(Beginning of Extracted records)

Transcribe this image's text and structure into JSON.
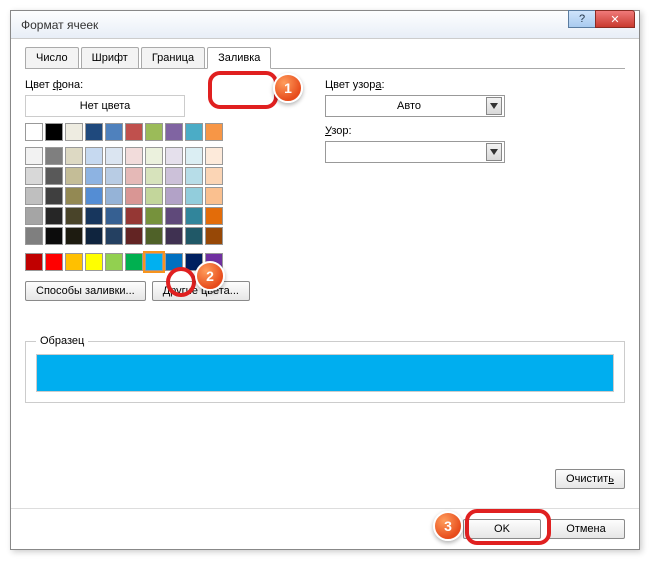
{
  "title": "Формат ячеек",
  "tabs": {
    "t0": "Число",
    "t1": "Шрифт",
    "t2": "Граница",
    "t3": "Заливка"
  },
  "left": {
    "bg_label": "Цвет фона:",
    "bg_underline": "ф",
    "nocolor": "Нет цвета",
    "fill_methods": "Способы заливки...",
    "other_colors": "Другие цвета..."
  },
  "right": {
    "pattern_color_label": "Цвет узора:",
    "pattern_color_underline": "а",
    "pattern_color_value": "Авто",
    "pattern_label": "Узор:",
    "pattern_underline": "У"
  },
  "sample_label": "Образец",
  "clear": "Очистить",
  "clear_underline": "ь",
  "ok": "OK",
  "cancel": "Отмена",
  "badges": {
    "b1": "1",
    "b2": "2",
    "b3": "3"
  },
  "selected_color": "#00aeef",
  "palette_top": [
    "#ffffff",
    "#000000",
    "#eeece1",
    "#1f497d",
    "#4f81bd",
    "#c0504d",
    "#9bbb59",
    "#8064a2",
    "#4bacc6",
    "#f79646"
  ],
  "palette_theme": [
    "#f2f2f2",
    "#7f7f7f",
    "#ddd9c3",
    "#c6d9f0",
    "#dbe5f1",
    "#f2dcdb",
    "#ebf1dd",
    "#e5e0ec",
    "#dbeef3",
    "#fdeada",
    "#d8d8d8",
    "#595959",
    "#c4bd97",
    "#8db3e2",
    "#b8cce4",
    "#e5b9b7",
    "#d7e3bc",
    "#ccc1d9",
    "#b7dde8",
    "#fbd5b5",
    "#bfbfbf",
    "#3f3f3f",
    "#938953",
    "#548dd4",
    "#95b3d7",
    "#d99694",
    "#c3d69b",
    "#b2a2c7",
    "#92cddc",
    "#fac08f",
    "#a5a5a5",
    "#262626",
    "#494429",
    "#17365d",
    "#366092",
    "#953734",
    "#76923c",
    "#5f497a",
    "#31859b",
    "#e36c09",
    "#7f7f7f",
    "#0c0c0c",
    "#1d1b10",
    "#0f243e",
    "#244061",
    "#632423",
    "#4f6128",
    "#3f3151",
    "#205867",
    "#974806"
  ],
  "palette_std": [
    "#c00000",
    "#ff0000",
    "#ffc000",
    "#ffff00",
    "#92d050",
    "#00b050",
    "#00b0f0",
    "#0070c0",
    "#002060",
    "#7030a0"
  ]
}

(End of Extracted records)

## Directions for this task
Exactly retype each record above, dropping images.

## Solution below
Transcribe this image's text and structure into JSON.
{
  "title": "Формат ячеек",
  "tabs": {
    "t0": "Число",
    "t1": "Шрифт",
    "t2": "Граница",
    "t3": "Заливка"
  },
  "left": {
    "bg_label": "Цвет фона:",
    "bg_underline": "ф",
    "nocolor": "Нет цвета",
    "fill_methods": "Способы заливки...",
    "other_colors": "Другие цвета..."
  },
  "right": {
    "pattern_color_label": "Цвет узора:",
    "pattern_color_underline": "а",
    "pattern_color_value": "Авто",
    "pattern_label": "Узор:",
    "pattern_underline": "У"
  },
  "sample_label": "Образец",
  "clear": "Очистить",
  "clear_underline": "ь",
  "ok": "OK",
  "cancel": "Отмена",
  "badges": {
    "b1": "1",
    "b2": "2",
    "b3": "3"
  },
  "selected_color": "#00aeef",
  "palette_top": [
    "#ffffff",
    "#000000",
    "#eeece1",
    "#1f497d",
    "#4f81bd",
    "#c0504d",
    "#9bbb59",
    "#8064a2",
    "#4bacc6",
    "#f79646"
  ],
  "palette_theme": [
    "#f2f2f2",
    "#7f7f7f",
    "#ddd9c3",
    "#c6d9f0",
    "#dbe5f1",
    "#f2dcdb",
    "#ebf1dd",
    "#e5e0ec",
    "#dbeef3",
    "#fdeada",
    "#d8d8d8",
    "#595959",
    "#c4bd97",
    "#8db3e2",
    "#b8cce4",
    "#e5b9b7",
    "#d7e3bc",
    "#ccc1d9",
    "#b7dde8",
    "#fbd5b5",
    "#bfbfbf",
    "#3f3f3f",
    "#938953",
    "#548dd4",
    "#95b3d7",
    "#d99694",
    "#c3d69b",
    "#b2a2c7",
    "#92cddc",
    "#fac08f",
    "#a5a5a5",
    "#262626",
    "#494429",
    "#17365d",
    "#366092",
    "#953734",
    "#76923c",
    "#5f497a",
    "#31859b",
    "#e36c09",
    "#7f7f7f",
    "#0c0c0c",
    "#1d1b10",
    "#0f243e",
    "#244061",
    "#632423",
    "#4f6128",
    "#3f3151",
    "#205867",
    "#974806"
  ],
  "palette_std": [
    "#c00000",
    "#ff0000",
    "#ffc000",
    "#ffff00",
    "#92d050",
    "#00b050",
    "#00b0f0",
    "#0070c0",
    "#002060",
    "#7030a0"
  ]
}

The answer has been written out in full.